The House of Representatives is addressing the agricultural industry’s labor crisis by voting in favor of a bill that would grant legal status to thousands of undocumented farmworkers. On Dec. 11, a bipartisan House vote of 260-165 propelled this bill to the Senate for further deliberation.
The bill would require agricultural employers to monitor their workers’ legal status through an e-verify system. Undocumented farmworkers who have worked at least three months over the past four years in the agricultural industry would be eligible for a five-year visa.
Workers who have lived in the United States for at least 10 years would need to work for an additional four years to qualify for a green card. And, workers with less than 10 years of U.S. agricultural experience would need to work an additional eight years to qualify for a green card.
Currently, the seasonal guest worker program allows laborers to spend up to 10 months in the United States, but the dairy industry is pushing for the program to be extended year-round to meet labor needs. “We’re seeing less and less interest, obviously, from a domestic workforce to work in agriculture,” said Sonny Perdue, United States Secretary of Agriculture.
A 2018 Pew Research Center study found that undocumented immigrants comprise 15% of agriculture industry workers, and that 24% of these laborers hold jobs in farming.
The Pew findings, based on 2016 U.S. Census Bureau data, shows that the total number of undocumented workers in the U.S. has dropped to the “lowest level in a decade”.
Without an e-verify system in place, much work remains to be done on Capitol Hill to secure farmworker rights “due in large part to these outdated laws,” said Rep. Jerry Nadler, chair of the House Judiciary Committee. Undocumented workers are faced with “living and working in a state of uncertainty and fear, which contributes to the destabilization of farms across the nation,” Nadler noted.
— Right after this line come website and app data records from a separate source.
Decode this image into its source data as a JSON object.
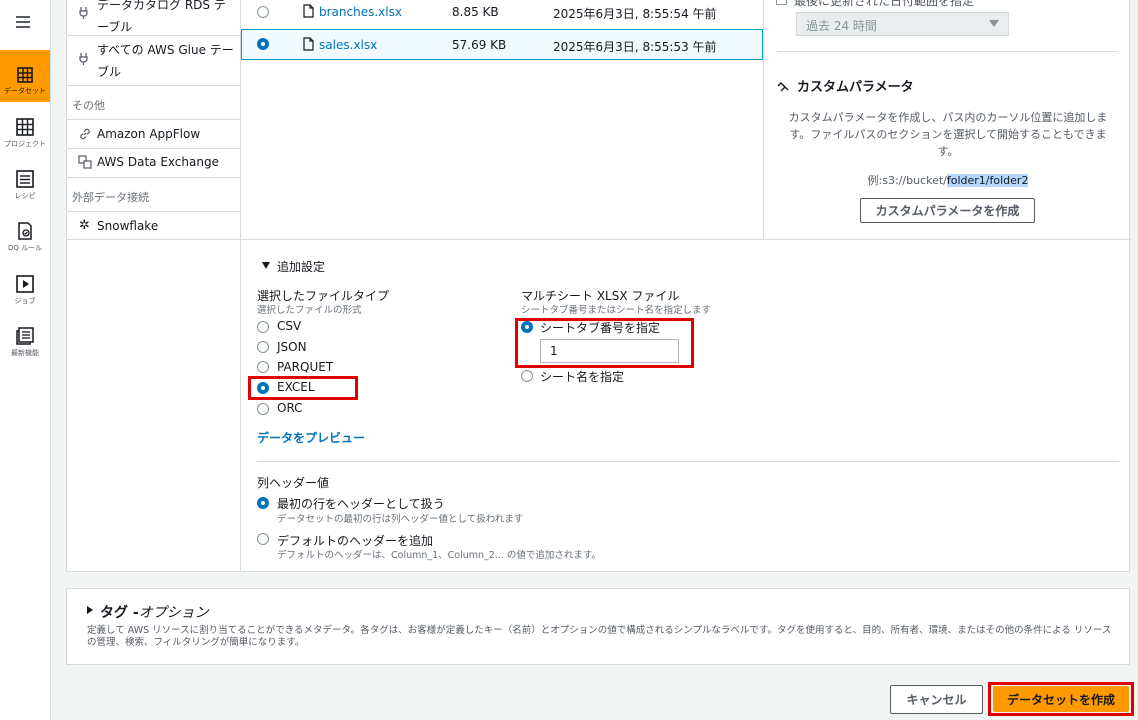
{
  "rail": {
    "items": [
      {
        "label": "データセット"
      },
      {
        "label": "プロジェクト"
      },
      {
        "label": "レシピ"
      },
      {
        "label": "DQ ルール"
      },
      {
        "label": "ジョブ"
      },
      {
        "label": "最新機能"
      }
    ]
  },
  "sources": {
    "rds_label": "データカタログ RDS テーブル",
    "glue_label": "すべての AWS Glue テーブル",
    "other_head": "その他",
    "appflow": "Amazon AppFlow",
    "dataexchange": "AWS Data Exchange",
    "external_head": "外部データ接続",
    "snowflake": "Snowflake"
  },
  "files": [
    {
      "name": "branches.xlsx",
      "size": "8.85 KB",
      "modified": "2025年6月3日, 8:55:54 午前",
      "selected": false
    },
    {
      "name": "sales.xlsx",
      "size": "57.69 KB",
      "modified": "2025年6月3日, 8:55:53 午前",
      "selected": true
    }
  ],
  "range": {
    "checkbox_label": "最後に更新された日付範囲を指定",
    "select_value": "過去 24 時間"
  },
  "custom_param": {
    "title": "カスタムパラメータ",
    "description": "カスタムパラメータを作成し、パス内のカーソル位置に追加します。ファイルパスのセクションを選択して開始することもできます。",
    "example_prefix": "例:s3://bucket/",
    "example_highlight": "folder1/folder2",
    "button": "カスタムパラメータを作成"
  },
  "advanced": {
    "toggle_label": "追加設定",
    "filetype_label": "選択したファイルタイプ",
    "filetype_sub": "選択したファイルの形式",
    "filetypes": [
      "CSV",
      "JSON",
      "PARQUET",
      "EXCEL",
      "ORC"
    ],
    "selected_filetype": "EXCEL",
    "preview_link": "データをプレビュー",
    "multisheet_label": "マルチシート XLSX ファイル",
    "multisheet_sub": "シートタブ番号またはシート名を指定します",
    "sheet_number_option": "シートタブ番号を指定",
    "sheet_number_value": "1",
    "sheet_name_option": "シート名を指定"
  },
  "header": {
    "label": "列ヘッダー値",
    "option1": "最初の行をヘッダーとして扱う",
    "option1_sub": "データセットの最初の行は列ヘッダー値として扱われます",
    "option2": "デフォルトのヘッダーを追加",
    "option2_sub": "デフォルトのヘッダーは、Column_1、Column_2... の値で追加されます。"
  },
  "tags": {
    "title_bold": "タグ -",
    "title_rest": "オプション",
    "description": "定義して AWS リソースに割り当てることができるメタデータ。各タグは、お客様が定義したキー（名前）とオプションの値で構成されるシンプルなラベルです。タグを使用すると、目的、所有者、環境、またはその他の条件による リソースの管理、検索、フィルタリングが簡単になります。"
  },
  "footer": {
    "cancel": "キャンセル",
    "create": "データセットを作成"
  }
}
Following the Trump Administration’s aggressive immigration enforcement of detaining nearly 700 undocumented workers at food processing facilities across Mississippi, lawmakers have been urged by immigrant rights groups to pass the new bill. Concerned agriculture advocates assert that “the House must pass legislation that preserves agriculture’s experienced workforce” by helping farmworkers earn legal status.
Although 34 Republican Congress members voted in favor of the farmworker’s bill, it is doubtful if the bill will be approved in the Senate. The Republican controlled legislative body has refused to vote on other recently introduced immigration bills. This includes the “Dream and Promise Act of 2019” bill that passed in the House last March by a vote of 237-187, but has been held up in the Senate since July because of Republican reluctance to vote on legislation that runs counter to the Trump Administration’s immigration policies.